Intermittent Claudication: Surgical Significance

Author Affiliations

From the Framingham Heart Disease Epidemiology Study, Framingham, Mass (Dr. Kannel and Ms. McNamara), and the Boston University Medical Center, Boston (Dr. Peabody).

Arch Surg. 1974;109(5):693-697. doi:10.1001/archsurg.1974.01360050087019

A study was made of 162 persons with intermittent claudication who were observed for an average of 8.3 years. These were all the cases that evolved from a population cohort during 18 years of follow-up. They were essentially untreated until rest pain and tissue loss began. Only four progressed to major amputations and three to toe loss. A profile of the person developing intermittent claudication and gangrene in particular reveals a higher prevalence of diabetes and the cigarette habit, as well as hypertension and hypercholesteremia.

The comorbidity and subsequent incidence of coronary disease, stroke, and congestive failure was high. Within eight years, almost half developed a major cardiovascular event and 20% of the men and 30% of the women were dead.

This cardiovascular morbidity and mortality, as well as intermittent claudication, is predictable in the general population free of cardiovascular disease.

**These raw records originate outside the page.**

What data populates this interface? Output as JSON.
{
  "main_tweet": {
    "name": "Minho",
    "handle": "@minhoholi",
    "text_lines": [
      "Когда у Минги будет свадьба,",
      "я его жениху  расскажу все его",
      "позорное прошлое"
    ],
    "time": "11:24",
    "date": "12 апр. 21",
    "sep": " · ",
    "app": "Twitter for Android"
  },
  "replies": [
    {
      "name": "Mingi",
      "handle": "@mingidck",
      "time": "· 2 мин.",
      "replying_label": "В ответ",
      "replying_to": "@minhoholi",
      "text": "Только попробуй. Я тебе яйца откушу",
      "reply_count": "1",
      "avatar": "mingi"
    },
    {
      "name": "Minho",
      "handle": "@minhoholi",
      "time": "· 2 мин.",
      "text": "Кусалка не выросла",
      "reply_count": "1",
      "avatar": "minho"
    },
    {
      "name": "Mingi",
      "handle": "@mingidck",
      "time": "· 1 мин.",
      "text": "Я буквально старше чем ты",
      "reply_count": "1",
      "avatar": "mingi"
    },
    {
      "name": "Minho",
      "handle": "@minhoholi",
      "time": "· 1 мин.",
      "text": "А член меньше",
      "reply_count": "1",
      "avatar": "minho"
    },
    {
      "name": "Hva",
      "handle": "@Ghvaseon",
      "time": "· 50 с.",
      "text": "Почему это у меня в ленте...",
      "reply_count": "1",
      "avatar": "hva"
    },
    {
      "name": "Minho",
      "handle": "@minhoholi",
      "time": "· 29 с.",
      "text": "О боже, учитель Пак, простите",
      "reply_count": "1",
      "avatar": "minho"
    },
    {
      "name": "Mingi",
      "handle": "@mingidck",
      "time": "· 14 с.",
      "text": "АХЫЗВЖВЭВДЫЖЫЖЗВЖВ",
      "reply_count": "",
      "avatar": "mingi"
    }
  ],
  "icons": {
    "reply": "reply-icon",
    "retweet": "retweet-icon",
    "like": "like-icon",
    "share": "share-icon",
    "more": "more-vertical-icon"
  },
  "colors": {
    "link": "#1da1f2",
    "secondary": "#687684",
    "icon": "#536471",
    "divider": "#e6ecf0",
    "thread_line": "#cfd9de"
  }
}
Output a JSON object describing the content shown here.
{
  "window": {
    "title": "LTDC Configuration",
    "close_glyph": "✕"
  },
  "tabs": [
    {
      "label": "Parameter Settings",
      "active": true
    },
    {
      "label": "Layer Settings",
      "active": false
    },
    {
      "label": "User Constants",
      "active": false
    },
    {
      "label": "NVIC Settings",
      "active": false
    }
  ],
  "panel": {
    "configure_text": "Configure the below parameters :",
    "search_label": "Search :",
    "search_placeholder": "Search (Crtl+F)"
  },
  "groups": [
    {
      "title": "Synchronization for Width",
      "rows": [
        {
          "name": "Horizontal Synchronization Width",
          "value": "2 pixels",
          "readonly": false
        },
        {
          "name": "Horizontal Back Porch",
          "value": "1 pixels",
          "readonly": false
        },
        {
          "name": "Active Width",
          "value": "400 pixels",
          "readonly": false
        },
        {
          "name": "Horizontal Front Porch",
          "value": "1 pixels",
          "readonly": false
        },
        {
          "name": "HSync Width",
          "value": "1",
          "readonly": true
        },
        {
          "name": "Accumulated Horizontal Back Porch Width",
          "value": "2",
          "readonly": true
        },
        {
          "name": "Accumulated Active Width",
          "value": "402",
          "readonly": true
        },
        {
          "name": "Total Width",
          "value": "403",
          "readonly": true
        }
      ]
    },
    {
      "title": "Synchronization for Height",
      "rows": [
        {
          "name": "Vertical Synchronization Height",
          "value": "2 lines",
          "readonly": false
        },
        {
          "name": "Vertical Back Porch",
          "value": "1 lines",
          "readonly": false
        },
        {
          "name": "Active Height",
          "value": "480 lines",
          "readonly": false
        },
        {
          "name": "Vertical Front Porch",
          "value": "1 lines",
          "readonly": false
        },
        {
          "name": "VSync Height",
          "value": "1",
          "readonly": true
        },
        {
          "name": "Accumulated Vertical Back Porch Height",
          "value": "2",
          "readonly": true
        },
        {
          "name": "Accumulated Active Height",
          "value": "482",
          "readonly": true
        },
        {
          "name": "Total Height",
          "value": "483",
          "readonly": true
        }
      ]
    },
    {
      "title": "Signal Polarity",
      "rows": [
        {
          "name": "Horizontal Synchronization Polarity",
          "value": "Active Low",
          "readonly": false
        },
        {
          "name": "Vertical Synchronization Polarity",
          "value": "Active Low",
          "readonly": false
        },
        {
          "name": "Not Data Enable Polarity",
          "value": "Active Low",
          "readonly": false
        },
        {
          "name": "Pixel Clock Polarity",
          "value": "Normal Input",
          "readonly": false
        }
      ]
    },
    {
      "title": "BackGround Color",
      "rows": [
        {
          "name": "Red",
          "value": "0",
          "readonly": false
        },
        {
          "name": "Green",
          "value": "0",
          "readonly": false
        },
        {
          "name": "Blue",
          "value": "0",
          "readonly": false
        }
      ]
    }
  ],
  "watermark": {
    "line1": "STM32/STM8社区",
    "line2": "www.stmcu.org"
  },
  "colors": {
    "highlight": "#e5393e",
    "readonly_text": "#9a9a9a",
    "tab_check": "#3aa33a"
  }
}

Patients being considered for bypass surgery whose only complaint is claudication should be carefully evaluated for risk of cardiovascular morbidity.